Website and app data records
++++
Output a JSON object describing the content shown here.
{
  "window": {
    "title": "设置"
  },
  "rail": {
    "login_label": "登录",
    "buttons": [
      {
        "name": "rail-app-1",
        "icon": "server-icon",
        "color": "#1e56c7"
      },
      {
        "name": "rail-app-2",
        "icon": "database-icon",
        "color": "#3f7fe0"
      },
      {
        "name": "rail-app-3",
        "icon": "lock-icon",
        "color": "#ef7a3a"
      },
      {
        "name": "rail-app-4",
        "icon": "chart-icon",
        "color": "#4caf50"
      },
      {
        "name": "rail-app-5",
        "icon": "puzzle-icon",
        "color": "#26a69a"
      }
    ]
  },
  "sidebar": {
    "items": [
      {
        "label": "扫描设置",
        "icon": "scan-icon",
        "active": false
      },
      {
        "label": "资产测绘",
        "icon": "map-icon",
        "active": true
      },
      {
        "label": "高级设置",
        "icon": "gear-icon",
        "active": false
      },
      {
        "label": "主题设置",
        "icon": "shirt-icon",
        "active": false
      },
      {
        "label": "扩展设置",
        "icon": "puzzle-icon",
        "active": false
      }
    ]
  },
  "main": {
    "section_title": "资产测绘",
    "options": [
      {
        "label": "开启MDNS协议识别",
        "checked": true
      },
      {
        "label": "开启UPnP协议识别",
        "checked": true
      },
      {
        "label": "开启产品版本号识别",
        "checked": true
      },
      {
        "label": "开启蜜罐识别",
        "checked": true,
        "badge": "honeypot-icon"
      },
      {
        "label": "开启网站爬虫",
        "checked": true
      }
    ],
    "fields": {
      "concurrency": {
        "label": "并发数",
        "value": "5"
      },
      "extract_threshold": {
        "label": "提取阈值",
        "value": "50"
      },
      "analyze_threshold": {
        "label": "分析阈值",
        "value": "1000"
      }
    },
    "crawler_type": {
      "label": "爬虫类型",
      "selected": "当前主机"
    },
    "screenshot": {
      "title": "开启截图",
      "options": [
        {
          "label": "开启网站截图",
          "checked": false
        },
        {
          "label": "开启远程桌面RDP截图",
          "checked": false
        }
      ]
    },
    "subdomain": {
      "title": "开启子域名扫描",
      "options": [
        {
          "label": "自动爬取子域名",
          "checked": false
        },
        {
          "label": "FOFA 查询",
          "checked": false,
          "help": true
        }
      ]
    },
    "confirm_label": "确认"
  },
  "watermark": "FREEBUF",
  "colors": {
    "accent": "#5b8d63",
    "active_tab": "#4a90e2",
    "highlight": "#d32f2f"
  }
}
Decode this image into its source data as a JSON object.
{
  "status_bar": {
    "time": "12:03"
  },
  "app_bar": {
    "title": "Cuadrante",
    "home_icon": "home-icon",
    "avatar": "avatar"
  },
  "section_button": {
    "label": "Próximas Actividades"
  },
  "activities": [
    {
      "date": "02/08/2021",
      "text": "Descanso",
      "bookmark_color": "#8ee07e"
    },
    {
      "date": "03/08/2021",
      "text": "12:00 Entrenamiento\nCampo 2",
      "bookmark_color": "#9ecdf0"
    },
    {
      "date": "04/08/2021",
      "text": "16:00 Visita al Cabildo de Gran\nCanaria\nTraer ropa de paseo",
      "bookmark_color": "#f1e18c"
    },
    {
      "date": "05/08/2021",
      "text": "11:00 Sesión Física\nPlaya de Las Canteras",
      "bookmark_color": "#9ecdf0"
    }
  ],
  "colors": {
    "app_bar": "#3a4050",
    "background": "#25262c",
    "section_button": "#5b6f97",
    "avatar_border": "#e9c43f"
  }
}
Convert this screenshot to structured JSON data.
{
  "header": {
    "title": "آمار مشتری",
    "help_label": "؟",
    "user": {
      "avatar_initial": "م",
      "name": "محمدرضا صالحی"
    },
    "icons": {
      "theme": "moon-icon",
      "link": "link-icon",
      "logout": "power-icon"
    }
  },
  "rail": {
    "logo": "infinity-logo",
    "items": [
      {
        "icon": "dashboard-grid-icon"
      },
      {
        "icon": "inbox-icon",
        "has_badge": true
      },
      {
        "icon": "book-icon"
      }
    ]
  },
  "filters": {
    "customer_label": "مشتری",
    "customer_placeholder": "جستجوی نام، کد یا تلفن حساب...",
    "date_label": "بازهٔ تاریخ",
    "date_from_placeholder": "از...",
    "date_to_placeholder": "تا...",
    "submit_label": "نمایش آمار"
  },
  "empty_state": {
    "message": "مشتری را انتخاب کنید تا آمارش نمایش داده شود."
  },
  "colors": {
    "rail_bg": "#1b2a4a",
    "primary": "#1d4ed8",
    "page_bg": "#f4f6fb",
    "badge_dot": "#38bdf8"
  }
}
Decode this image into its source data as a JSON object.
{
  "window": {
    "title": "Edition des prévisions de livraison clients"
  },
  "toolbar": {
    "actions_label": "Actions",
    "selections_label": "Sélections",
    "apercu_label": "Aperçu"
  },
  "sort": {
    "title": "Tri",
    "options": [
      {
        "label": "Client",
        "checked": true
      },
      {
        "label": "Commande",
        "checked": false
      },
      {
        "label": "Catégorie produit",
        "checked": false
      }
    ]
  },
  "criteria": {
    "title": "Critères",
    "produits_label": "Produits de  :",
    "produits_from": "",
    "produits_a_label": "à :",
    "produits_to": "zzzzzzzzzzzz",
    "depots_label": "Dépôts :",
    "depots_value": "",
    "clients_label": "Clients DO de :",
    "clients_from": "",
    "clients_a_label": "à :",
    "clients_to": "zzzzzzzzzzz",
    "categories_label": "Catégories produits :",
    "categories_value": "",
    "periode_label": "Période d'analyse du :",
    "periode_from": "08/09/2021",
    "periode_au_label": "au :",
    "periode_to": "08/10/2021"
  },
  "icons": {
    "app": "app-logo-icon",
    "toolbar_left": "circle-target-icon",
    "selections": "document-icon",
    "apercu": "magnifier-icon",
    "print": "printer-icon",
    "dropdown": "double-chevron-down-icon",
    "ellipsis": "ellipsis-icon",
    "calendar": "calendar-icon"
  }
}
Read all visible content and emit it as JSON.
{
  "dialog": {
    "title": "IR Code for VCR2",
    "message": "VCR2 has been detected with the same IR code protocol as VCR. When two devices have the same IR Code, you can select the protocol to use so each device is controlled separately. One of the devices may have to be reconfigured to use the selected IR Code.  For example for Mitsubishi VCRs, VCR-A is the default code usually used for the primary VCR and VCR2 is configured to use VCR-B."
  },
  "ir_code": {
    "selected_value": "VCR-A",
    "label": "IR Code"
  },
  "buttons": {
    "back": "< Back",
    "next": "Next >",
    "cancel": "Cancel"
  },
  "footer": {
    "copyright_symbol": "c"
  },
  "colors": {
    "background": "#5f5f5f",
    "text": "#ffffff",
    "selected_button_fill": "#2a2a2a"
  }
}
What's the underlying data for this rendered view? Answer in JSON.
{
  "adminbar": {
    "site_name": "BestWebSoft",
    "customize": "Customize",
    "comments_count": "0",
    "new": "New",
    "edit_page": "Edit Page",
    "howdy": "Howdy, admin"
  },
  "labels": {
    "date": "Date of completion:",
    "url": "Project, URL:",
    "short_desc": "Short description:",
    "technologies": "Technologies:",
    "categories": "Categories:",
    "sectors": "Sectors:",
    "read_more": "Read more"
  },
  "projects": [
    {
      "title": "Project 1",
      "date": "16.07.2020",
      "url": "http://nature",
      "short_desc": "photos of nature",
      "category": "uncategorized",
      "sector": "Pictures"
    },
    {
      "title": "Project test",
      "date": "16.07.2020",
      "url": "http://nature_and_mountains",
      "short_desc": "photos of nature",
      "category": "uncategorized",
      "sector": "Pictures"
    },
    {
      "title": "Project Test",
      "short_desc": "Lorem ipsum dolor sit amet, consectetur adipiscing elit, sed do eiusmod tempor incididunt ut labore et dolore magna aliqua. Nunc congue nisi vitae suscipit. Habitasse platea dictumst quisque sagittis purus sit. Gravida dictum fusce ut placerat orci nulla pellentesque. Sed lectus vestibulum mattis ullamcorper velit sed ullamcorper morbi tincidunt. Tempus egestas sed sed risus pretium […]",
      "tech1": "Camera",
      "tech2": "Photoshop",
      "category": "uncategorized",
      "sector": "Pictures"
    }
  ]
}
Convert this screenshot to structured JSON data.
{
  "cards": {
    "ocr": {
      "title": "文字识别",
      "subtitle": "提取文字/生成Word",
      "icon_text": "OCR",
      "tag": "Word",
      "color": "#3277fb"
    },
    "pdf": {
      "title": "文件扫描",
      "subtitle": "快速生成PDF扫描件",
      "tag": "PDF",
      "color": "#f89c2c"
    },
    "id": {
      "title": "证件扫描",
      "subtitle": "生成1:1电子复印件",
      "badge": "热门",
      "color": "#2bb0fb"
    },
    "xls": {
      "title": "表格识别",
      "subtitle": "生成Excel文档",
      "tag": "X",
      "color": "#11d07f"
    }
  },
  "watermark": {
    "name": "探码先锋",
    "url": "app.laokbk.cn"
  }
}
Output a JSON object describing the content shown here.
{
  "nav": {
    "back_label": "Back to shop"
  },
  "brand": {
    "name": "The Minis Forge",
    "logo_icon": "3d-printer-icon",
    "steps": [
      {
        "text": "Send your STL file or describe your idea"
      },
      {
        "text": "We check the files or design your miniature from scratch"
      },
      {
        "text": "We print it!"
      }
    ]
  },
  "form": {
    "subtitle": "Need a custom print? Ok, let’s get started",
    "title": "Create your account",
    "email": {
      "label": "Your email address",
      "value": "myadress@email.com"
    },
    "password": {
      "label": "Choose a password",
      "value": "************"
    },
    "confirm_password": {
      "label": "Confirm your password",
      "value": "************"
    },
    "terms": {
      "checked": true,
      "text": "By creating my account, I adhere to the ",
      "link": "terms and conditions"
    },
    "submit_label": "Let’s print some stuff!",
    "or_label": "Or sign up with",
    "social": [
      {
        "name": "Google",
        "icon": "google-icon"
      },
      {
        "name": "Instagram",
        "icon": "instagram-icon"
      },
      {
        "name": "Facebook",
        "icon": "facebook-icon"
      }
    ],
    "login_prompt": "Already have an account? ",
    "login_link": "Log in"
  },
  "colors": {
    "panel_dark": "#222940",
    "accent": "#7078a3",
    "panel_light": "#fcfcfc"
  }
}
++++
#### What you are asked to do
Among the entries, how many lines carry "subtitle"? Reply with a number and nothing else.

#### Result
5